Nathan Seppa An experimental drug for multiple sclerosis (MS) that was approved in 2004, then abruptly yanked off shelves last year because of safety concerns, may get a second chance. Two studies show that the drug can curb MS symptoms and slow progression of the autoimmune disease over 2 years, the longest tests of this drug to date. A third investigation finds no further cases of the often-fatal complication that sidetracked the drug last year, beyond the three patients who fell ill at that time. All three papers appear in the March 2 New England Journal of Medicine. The drug, natalizumab, was pulled 4 months after its approval by the Food and Drug Administration. Three patients in clinical trials had developed progressive multifocal leukoencephalopathy (PML), a rare nervous system disorder caused by a virus that attacks people with suppressed immunity. The withdrawal came after doctors had written roughly 7,000 prescriptions for natalizumab for MS, rheumatoid arthritis, and an intestinal ailment called Crohn's disease. The drug was marketed as Tysabri by Biogen Idec of Cambridge, Mass., and Elan Corp. of Dublin, which both funded the new studies testing the drug's effectiveness. Copyright ©2006 Science Service.

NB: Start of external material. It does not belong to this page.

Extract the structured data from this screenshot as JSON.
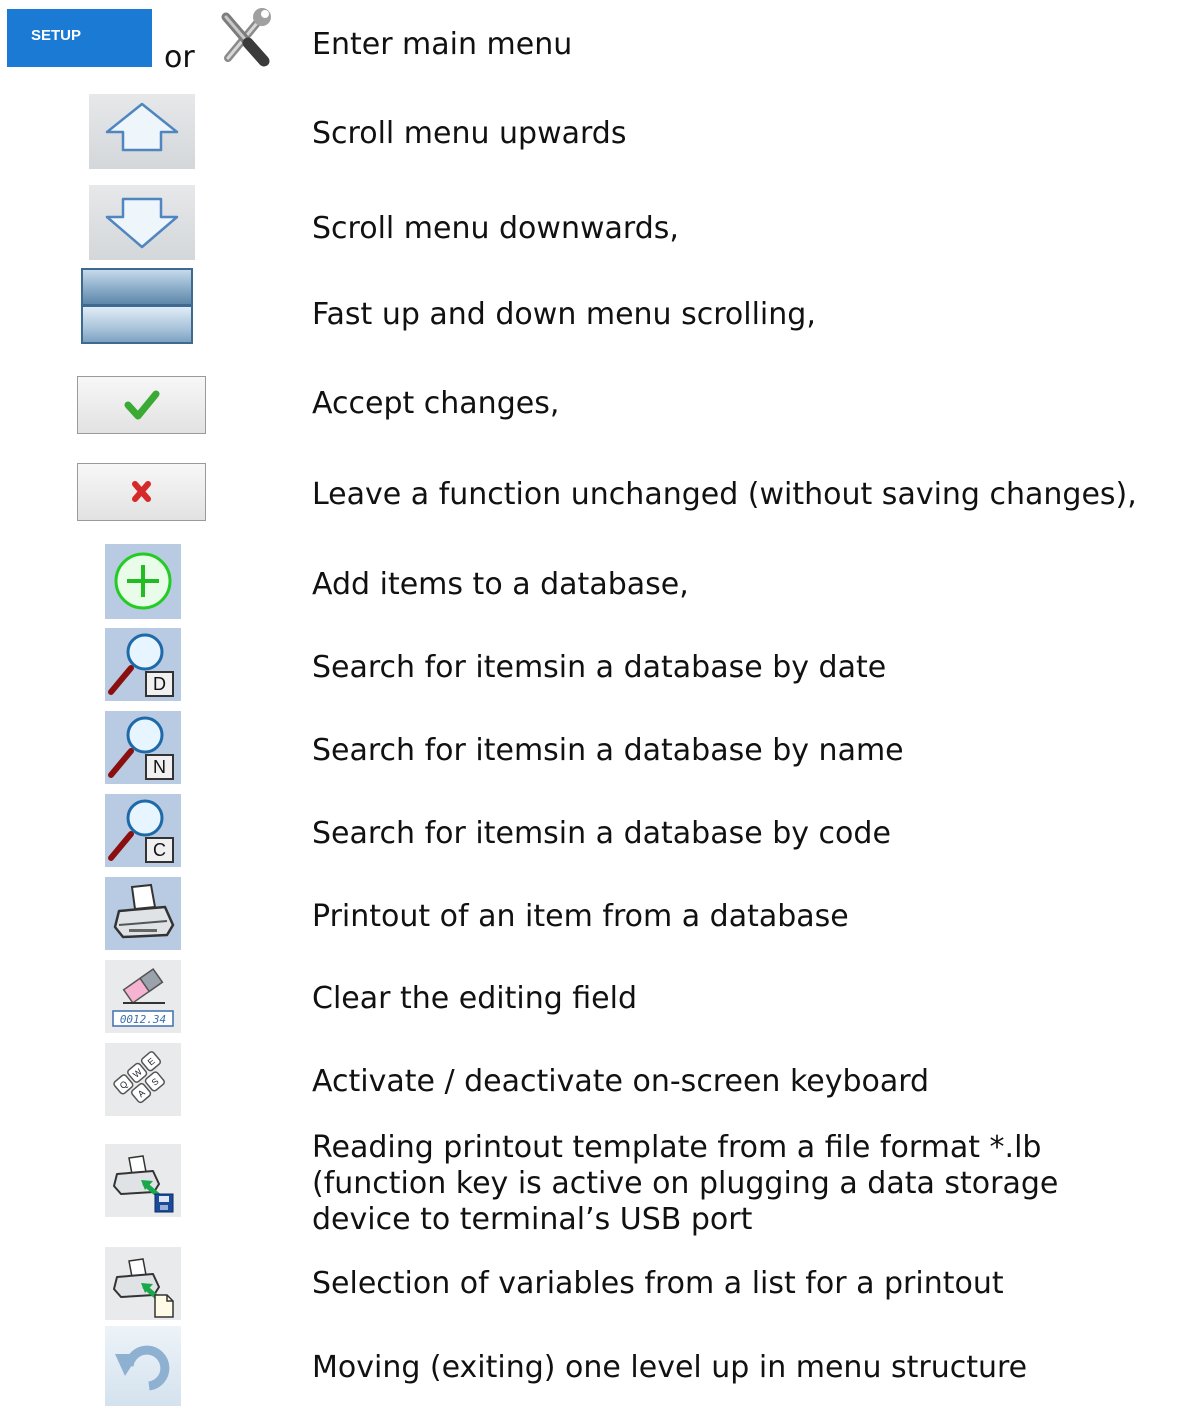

Related chapters from BP7e: Chapter 3: Neurophysiology: The Generation, Transmission, and Integration of Neural Signals; Chapter 15: Emotions, Aggression, and Stress
Related chapters from MM:Chapter 3: Neurophysiology: The Generation, Transmission, and Integration of Neural Signals; Chapter 11: Emotions, Aggression, and Stress
Link ID: 8608 - Posted: 06.24.2010

Roxanne Khamsi Women who take the contraceptive pill cut their short-term risk of developing multiple sclerosis by nearly half, according to a survey. The study suggests that the pill could help delay onset of the debilitating neurodegenerative disease. Birth-control pills contain oestrogen, one of the most significant female reproductive hormones. The compound, whether produced naturally or taken as a pill, helps to regulate the menstrual cycle. The survey's discovery adds to a range of positive effects that oestrogen has on non-reproductive organs. The hormone seems, for example, to stop bone loss and forestall heart disease. It can provide relief from hot flushes and may even protect against cognitive decline, although studies linking cancer with hormone-replacement therapy in post-menopausal women have recently curbed medical experts' enthusiasm for oestrogen-containing drugs. Roughly two-thirds of multiple-sclerosis patients are female, and women generally have higher levels of oestrogen than men. So the disease has been blamed on the hormone in the past, explains Alvaro Alonso of Harvard School of Public Health in Boston, Massachusetts, who led the recent study. In fact, some doctors warn women with a family history of multiple sclerosis not to take the pill. ©2005 Nature Publishing Group

Related chapters from BP7e: Chapter 3: Neurophysiology: The Generation, Transmission, and Integration of Neural Signals; Chapter 5: Hormones and the Brain
Related chapters from MM:Chapter 3: Neurophysiology: The Generation, Transmission, and Integration of Neural Signals; Chapter 8: Hormones and Sex
Link ID: 7888 - Posted: 06.24.2010